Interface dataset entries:
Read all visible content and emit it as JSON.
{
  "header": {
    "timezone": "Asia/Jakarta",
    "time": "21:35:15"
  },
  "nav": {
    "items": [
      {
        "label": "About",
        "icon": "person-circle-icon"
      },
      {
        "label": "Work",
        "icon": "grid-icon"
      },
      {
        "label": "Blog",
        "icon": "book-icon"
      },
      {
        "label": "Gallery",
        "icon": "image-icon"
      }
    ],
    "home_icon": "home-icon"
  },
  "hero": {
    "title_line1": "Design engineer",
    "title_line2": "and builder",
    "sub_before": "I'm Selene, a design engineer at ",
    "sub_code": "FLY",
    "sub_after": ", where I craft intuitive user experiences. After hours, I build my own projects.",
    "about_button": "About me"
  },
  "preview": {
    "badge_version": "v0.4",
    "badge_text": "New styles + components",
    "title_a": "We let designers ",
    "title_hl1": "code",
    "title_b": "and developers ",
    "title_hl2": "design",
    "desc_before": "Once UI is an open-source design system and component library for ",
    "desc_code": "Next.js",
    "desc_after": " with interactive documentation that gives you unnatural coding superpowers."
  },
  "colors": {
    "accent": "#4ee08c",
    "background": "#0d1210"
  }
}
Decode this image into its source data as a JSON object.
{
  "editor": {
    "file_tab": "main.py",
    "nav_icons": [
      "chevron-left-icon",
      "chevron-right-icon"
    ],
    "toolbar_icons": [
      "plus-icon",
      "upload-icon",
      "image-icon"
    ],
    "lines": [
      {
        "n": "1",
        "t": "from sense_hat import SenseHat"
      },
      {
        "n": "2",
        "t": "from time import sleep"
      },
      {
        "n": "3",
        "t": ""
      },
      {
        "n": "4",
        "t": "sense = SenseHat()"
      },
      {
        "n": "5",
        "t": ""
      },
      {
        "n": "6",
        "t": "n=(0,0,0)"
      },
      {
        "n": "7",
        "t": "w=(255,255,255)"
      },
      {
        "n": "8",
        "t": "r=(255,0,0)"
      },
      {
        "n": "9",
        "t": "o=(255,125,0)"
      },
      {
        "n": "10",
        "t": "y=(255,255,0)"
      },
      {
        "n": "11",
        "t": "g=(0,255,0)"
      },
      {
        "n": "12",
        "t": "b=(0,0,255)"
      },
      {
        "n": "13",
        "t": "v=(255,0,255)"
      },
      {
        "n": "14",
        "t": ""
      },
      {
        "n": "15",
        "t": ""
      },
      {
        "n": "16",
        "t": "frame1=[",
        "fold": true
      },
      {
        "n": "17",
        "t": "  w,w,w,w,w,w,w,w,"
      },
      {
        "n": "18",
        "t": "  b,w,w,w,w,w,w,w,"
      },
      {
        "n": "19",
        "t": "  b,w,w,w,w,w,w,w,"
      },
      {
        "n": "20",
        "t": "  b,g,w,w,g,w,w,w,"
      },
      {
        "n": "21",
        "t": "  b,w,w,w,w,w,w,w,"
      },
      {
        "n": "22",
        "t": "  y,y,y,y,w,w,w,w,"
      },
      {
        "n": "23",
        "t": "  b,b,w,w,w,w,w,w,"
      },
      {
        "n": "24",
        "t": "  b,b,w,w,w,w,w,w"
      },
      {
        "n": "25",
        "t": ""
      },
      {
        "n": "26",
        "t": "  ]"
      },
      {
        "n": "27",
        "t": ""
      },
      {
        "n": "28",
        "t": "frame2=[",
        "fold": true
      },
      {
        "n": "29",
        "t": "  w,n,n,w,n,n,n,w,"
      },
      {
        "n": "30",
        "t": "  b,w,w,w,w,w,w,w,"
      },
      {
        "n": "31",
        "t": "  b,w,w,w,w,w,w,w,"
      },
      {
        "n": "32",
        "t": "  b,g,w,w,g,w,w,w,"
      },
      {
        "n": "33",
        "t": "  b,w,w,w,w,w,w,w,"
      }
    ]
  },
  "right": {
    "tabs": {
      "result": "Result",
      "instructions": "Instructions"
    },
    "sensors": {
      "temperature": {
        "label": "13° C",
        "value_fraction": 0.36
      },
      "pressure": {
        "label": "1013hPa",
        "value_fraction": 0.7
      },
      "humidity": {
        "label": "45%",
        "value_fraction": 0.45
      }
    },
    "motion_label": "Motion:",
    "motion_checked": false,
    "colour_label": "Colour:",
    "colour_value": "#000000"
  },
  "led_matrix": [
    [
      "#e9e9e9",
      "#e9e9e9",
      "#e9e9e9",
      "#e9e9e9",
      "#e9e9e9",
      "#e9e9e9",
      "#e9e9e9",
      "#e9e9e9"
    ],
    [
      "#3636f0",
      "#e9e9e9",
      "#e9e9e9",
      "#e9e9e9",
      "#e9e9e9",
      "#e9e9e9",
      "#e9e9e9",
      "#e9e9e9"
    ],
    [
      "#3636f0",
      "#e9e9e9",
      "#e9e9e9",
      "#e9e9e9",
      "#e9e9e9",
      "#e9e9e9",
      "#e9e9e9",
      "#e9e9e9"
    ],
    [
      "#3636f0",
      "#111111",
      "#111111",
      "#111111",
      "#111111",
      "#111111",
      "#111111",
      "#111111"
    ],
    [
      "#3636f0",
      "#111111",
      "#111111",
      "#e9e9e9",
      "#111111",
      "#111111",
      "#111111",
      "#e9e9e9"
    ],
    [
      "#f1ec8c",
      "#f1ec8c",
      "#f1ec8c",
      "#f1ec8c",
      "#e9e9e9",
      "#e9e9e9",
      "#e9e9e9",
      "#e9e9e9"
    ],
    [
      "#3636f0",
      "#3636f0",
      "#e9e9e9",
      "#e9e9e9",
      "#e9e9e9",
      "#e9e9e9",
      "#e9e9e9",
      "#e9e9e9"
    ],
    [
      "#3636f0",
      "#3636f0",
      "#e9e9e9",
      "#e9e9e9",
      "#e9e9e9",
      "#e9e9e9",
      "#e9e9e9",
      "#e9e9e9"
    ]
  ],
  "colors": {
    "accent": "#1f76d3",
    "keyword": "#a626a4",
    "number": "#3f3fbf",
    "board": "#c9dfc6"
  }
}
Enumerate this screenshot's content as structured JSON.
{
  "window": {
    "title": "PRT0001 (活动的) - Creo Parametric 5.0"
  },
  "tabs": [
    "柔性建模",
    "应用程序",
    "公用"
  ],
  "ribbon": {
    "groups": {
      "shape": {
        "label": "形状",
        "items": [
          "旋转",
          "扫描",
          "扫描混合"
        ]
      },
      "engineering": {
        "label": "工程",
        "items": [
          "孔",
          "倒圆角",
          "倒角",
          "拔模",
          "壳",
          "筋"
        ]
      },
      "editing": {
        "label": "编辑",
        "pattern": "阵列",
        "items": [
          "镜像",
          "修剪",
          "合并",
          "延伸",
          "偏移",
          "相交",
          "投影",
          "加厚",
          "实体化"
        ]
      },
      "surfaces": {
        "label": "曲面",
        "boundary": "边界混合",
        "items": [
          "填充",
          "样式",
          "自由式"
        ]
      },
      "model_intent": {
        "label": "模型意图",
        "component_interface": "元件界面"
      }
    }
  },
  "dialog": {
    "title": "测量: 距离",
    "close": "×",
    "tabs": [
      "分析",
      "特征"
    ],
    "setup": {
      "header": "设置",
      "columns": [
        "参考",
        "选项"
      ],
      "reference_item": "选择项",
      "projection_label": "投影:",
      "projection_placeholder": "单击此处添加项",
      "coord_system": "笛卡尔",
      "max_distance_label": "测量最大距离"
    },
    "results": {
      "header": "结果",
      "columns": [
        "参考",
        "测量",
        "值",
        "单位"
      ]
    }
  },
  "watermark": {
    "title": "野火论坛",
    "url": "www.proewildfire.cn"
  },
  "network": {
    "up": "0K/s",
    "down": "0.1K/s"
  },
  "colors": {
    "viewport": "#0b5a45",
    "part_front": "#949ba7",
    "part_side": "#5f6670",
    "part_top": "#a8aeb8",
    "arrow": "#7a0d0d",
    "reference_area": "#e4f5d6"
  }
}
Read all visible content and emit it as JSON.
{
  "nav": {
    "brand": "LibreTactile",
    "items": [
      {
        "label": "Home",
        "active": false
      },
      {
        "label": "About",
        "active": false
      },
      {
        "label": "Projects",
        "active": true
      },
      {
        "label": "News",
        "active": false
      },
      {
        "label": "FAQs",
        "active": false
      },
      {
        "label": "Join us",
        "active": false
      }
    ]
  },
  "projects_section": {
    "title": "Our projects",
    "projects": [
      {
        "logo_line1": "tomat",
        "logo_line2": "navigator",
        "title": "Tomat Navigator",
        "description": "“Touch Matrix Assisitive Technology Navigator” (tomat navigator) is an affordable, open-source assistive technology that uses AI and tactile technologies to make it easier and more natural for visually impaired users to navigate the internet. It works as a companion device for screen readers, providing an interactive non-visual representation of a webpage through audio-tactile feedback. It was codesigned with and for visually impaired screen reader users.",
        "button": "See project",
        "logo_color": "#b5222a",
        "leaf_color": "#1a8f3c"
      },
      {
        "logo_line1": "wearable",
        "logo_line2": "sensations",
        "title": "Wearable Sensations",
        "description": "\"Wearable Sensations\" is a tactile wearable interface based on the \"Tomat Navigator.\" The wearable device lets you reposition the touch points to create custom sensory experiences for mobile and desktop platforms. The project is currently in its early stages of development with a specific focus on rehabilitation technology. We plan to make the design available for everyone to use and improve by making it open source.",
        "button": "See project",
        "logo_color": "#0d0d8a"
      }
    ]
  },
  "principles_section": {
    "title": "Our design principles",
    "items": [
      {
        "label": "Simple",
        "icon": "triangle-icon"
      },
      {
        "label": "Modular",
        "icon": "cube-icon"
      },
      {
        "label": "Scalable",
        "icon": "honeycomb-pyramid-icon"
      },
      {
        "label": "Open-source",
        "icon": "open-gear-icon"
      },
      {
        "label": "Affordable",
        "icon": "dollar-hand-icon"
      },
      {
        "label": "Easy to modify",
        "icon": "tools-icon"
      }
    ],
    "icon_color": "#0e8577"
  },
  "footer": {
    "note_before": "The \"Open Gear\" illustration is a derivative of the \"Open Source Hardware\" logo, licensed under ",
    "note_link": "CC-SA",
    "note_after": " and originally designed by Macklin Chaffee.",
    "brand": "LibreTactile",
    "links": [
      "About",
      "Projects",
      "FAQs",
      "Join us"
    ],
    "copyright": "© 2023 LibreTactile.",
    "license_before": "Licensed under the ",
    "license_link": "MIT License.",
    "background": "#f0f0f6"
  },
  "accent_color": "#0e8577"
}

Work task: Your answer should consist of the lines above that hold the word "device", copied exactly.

Output for this exercise:
        "description": "“Touch Matrix Assisitive Technology Navigator” (tomat navigator) is an affordable, open-source assistive technology that uses AI and tactile technologies to make it easier and more natural for visually impaired users to navigate the internet. It works as a companion device for screen readers, providing an interactive non-visual representation of a webpage through audio-tactile feedback. It was codesigned with and for visually impaired screen reader users.",
        "description": "\"Wearable Sensations\" is a tactile wearable interface based on the \"Tomat Navigator.\" The wearable device lets you reposition the touch points to create custom sensory experiences for mobile and desktop platforms. The project is currently in its early stages of development with a specific focus on rehabilitation technology. We plan to make the design available for everyone to use and improve by making it open source.",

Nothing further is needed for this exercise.